NCSC reveals winners of 2021 Civics Education Essay Contest
If someone asked what the rule of law means to you, how would you respond? Would you declare it as a set of rules you are required to follow? Would you say it’s meant to protect Americans from chaos? Or that they’re laws designed to keep us safe?
The interesting aspect about the rule of law is that most of us would define it differently. That was certainly the case in the entries received for NCSC’s 2021 Civics Education Essay Contest. Third- through 12th-grade students provided unique, insightful and timely perspectives on the rule of law.
“NCSC’s civics essay contest has grown significantly in recent years, and this year we received a record number of entries,” said NCSC President Mary C. McQueen. “Students from nearly every state and from several countries participated, each providing a voice of optimism and understanding about our justice system that is encouraging and valuable for us to hear.”
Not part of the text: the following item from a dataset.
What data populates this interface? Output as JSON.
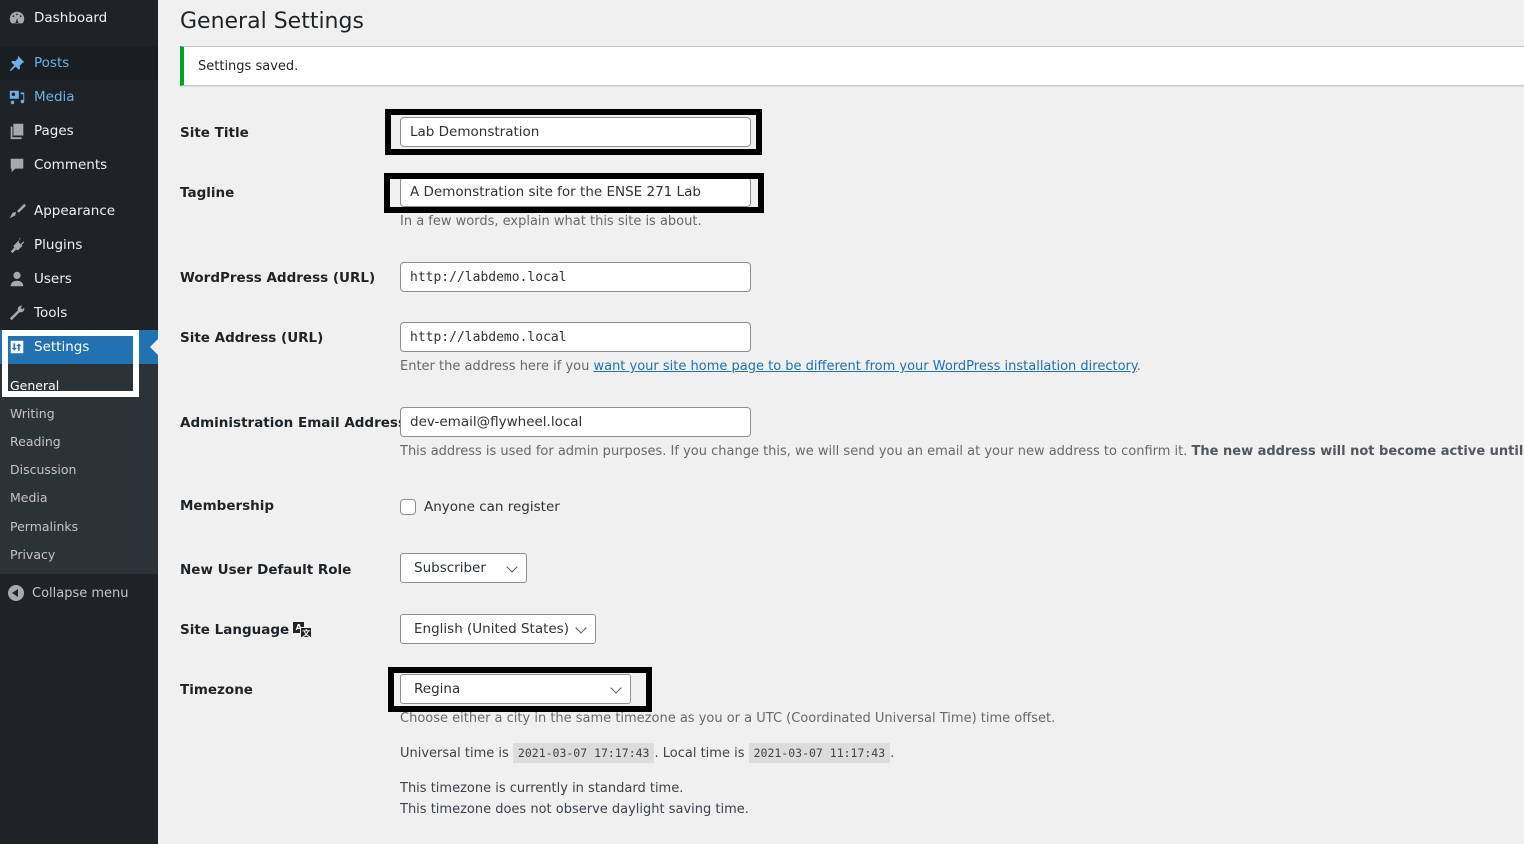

NCSC’s essay contest is held each year in recognition of Law Day, May 1. The American Bar Association selects each year’s theme, with this year’s being: Advancing the Rule of Law Now.
The record number of entries and personal perspectives made it difficult to dwindle down the list of finalists, said Deirdre Roesch, NCSC senior communications coordinator and essay contest manager. “You could tell current events have affected their lives in so many ways in this past year. Ultimately, selecting the winners came down to eloquence and creativity,” Roesch said.
Ashley Lin, the first-place high school winner from Arcadia, California, wrote a poetic and profound essay declaring the rule of law an American dream. “The rule of the law preaches the respect that every member of our community deserves, and from it I have adopted the holistic perspective that each story is a critical integrant in the design of our nation’s uniquely diverse mosaic,” wrote Lin. “Beneath the variance of skin, religion, gender, sexual orientation, and ability, we are one people—united by a shared language of hope and equality.”
First-place middle school winner Caroline Rhodes, from Austin, Texas, believes “the rule of law serves to not only create order, but to protect our country from crime, bad leadership, and favoritism among citizens.”
Sabina Perez, the first-place elementary school winner from Fredericksburg, Texas, thinks "the rule of law is like a shield defending me from unfairness. It makes me feel brave to stand up for my rights and to speak up to help others.”
Watch the first-, second- and third-place winners recite their essays here.
This year’s contest yielded a record 1,826 entries. Seventy-one percent of those entries came from high school students. Students from 48 states and 10 countries participated. The nine winners received a total of $3,000 in cash.